Web page and app entries:
*****

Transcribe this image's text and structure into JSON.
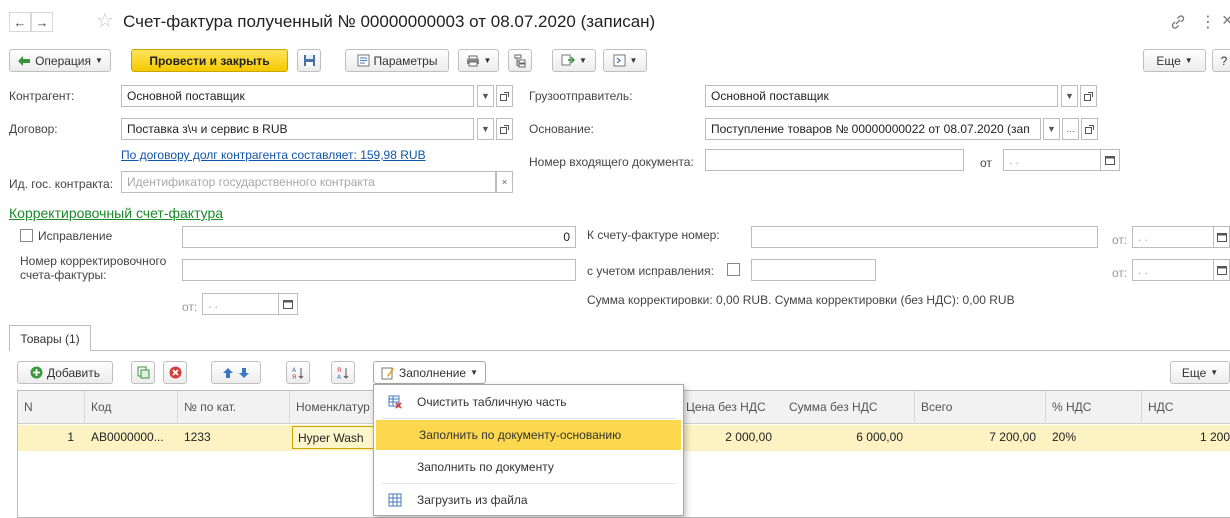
{
  "window": {
    "title": "Счет-фактура полученный № 00000000003 от 08.07.2020 (записан)",
    "back_glyph": "←",
    "forward_glyph": "→",
    "star_glyph": "☆",
    "link_glyph": "🔗",
    "more_glyph": "⋮",
    "close_glyph": "×"
  },
  "toolbar": {
    "operation_label": "Операция",
    "post_close_label": "Провести и закрыть",
    "params_label": "Параметры",
    "more_label": "Еще",
    "help_label": "?"
  },
  "form": {
    "kontragent_label": "Контрагент:",
    "kontragent_value": "Основной поставщик",
    "gruzootpr_label": "Грузоотправитель:",
    "gruzootpr_value": "Основной поставщик",
    "dogovor_label": "Договор:",
    "dogovor_value": "Поставка з\\ч и сервис в RUB",
    "osnovanie_label": "Основание:",
    "osnovanie_value": "Поступление товаров № 00000000022 от 08.07.2020 (зап",
    "debt_link": "По договору долг контрагента составляет: 159,98 RUB",
    "incoming_num_label": "Номер входящего документа:",
    "incoming_num_value": "",
    "ot_label": "от",
    "date_placeholder": " .  .",
    "gos_label": "Ид. гос. контракта:",
    "gos_placeholder": "Идентификатор государственного контракта"
  },
  "correction": {
    "section_title": "Корректировочный счет-фактура",
    "ispravlenie_label": "Исправление",
    "ispravlenie_value": "0",
    "nomer_label_1": "Номер корректировочного",
    "nomer_label_2": "счета-фактуры:",
    "k_schetu_label": "К счету-фактуре номер:",
    "s_uchetom_label": "с учетом исправления:",
    "ot_label": "от:",
    "summary": "Сумма корректировки: 0,00 RUB. Сумма корректировки (без НДС): 0,00 RUB"
  },
  "tabs": [
    {
      "label": "Товары (1)"
    }
  ],
  "table_toolbar": {
    "add_label": "Добавить",
    "fill_label": "Заполнение",
    "more_label": "Еще"
  },
  "table": {
    "columns": [
      "N",
      "Код",
      "№ по кат.",
      "Номенклатур",
      "Цена без НДС",
      "Сумма без НДС",
      "Всего",
      "% НДС",
      "НДС"
    ],
    "rows": [
      {
        "n": "1",
        "code": "AB0000000...",
        "cat": "1233",
        "nomenclature": "Hyper Wash",
        "price": "2 000,00",
        "sum": "6 000,00",
        "total": "7 200,00",
        "vat_pct": "20%",
        "vat": "1 200"
      }
    ]
  },
  "fill_menu": {
    "items": [
      {
        "label": "Очистить табличную часть",
        "icon": "clear-table-icon"
      },
      {
        "label": "Заполнить по документу-основанию",
        "icon": ""
      },
      {
        "label": "Заполнить по документу",
        "icon": ""
      },
      {
        "label": "Загрузить из файла",
        "icon": "load-file-icon"
      }
    ],
    "highlight_color": "#fbd84e"
  },
  "colors": {
    "accent_yellow": "#f5c900",
    "link_blue": "#0f55a8",
    "section_green": "#1a8a2a",
    "row_highlight": "#fdf2c2"
  }
}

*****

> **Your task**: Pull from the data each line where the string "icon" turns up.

> **Exercise solution**:
        "icon": "clear-table-icon"
        "icon": ""
        "icon": ""
        "icon": "load-file-icon"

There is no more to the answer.